Among the entries below, find each line with "Akeno" and show it.

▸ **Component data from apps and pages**
========================
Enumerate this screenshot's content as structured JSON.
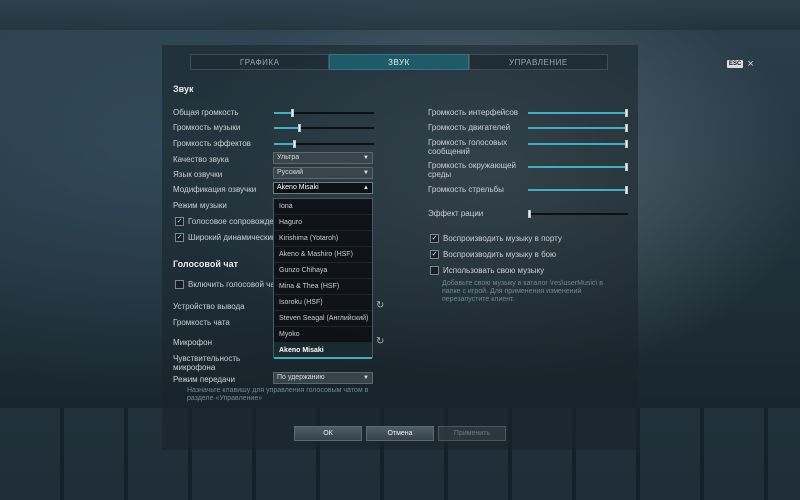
{
  "tabs": [
    {
      "label": "ГРАФИКА",
      "active": false
    },
    {
      "label": "ЗВУК",
      "active": true
    },
    {
      "label": "УПРАВЛЕНИЕ",
      "active": false
    }
  ],
  "esc_label": "ESC",
  "close_glyph": "×",
  "sound": {
    "title": "Звук",
    "master_volume": {
      "label": "Общая громкость",
      "value": 0.18
    },
    "music_volume": {
      "label": "Громкость музыки",
      "value": 0.25
    },
    "effects_volume": {
      "label": "Громкость эффектов",
      "value": 0.2
    },
    "quality": {
      "label": "Качество звука",
      "value": "Ультра"
    },
    "voice_language": {
      "label": "Язык озвучки",
      "value": "Русский"
    },
    "voice_mod": {
      "label": "Модификация озвучки",
      "value": "Akeno Misaki"
    },
    "music_mode": {
      "label": "Режим музыки"
    },
    "voice_support": {
      "label": "Голосовое сопровождение",
      "checked": true
    },
    "wide_dynamic": {
      "label": "Широкий динамический д",
      "checked": true
    }
  },
  "right": {
    "interface_volume": {
      "label": "Громкость интерфейсов",
      "value": 1.0
    },
    "engine_volume": {
      "label": "Громкость двигателей",
      "value": 1.0
    },
    "voice_msg_volume": {
      "label": "Громкость голосовых сообщений",
      "value": 1.0
    },
    "ambient_volume": {
      "label": "Громкость окружающей среды",
      "value": 1.0
    },
    "gunfire_volume": {
      "label": "Громкость стрельбы",
      "value": 1.0
    },
    "radio_effect": {
      "label": "Эффект рации",
      "value": 0.0
    },
    "music_port": {
      "label": "Воспроизводить музыку в порту",
      "checked": true
    },
    "music_battle": {
      "label": "Воспроизводить музыку в бою",
      "checked": true
    },
    "own_music": {
      "label": "Использовать свою музыку",
      "checked": false
    },
    "own_music_hint": "Добавьте свою музыку в каталог \\res\\userMusic\\ в папке с игрой. Для применения изменений перезапустите клиент."
  },
  "voice_chat": {
    "title": "Голосовой чат",
    "enable": {
      "label": "Включить голосовой чат",
      "checked": false
    },
    "output_device": {
      "label": "Устройство вывода"
    },
    "chat_volume": {
      "label": "Громкость чата"
    },
    "microphone": {
      "label": "Микрофон"
    },
    "mic_sensitivity": {
      "label": "Чувствительность микрофона"
    },
    "transmit_mode": {
      "label": "Режим передачи",
      "value": "По удержанию"
    },
    "hint": "Назначьте клавишу для управления голосовым чатом в разделе «Управление»"
  },
  "voice_mod_options": [
    "Iona",
    "Haguro",
    "Kirishima (Yotaroh)",
    "Akeno & Mashiro (HSF)",
    "Gunzo Chihaya",
    "Mina & Thea (HSF)",
    "Isoroku (HSF)",
    "Steven Seagal (Английский)",
    "Myoko",
    "Akeno Misaki"
  ],
  "buttons": {
    "ok": "ОК",
    "cancel": "Отмена",
    "apply": "Применить"
  }
}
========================
▸ **Answer to this problem**
      "value": "Akeno Misaki"
    "Akeno & Mashiro (HSF)",
    "Akeno Misaki"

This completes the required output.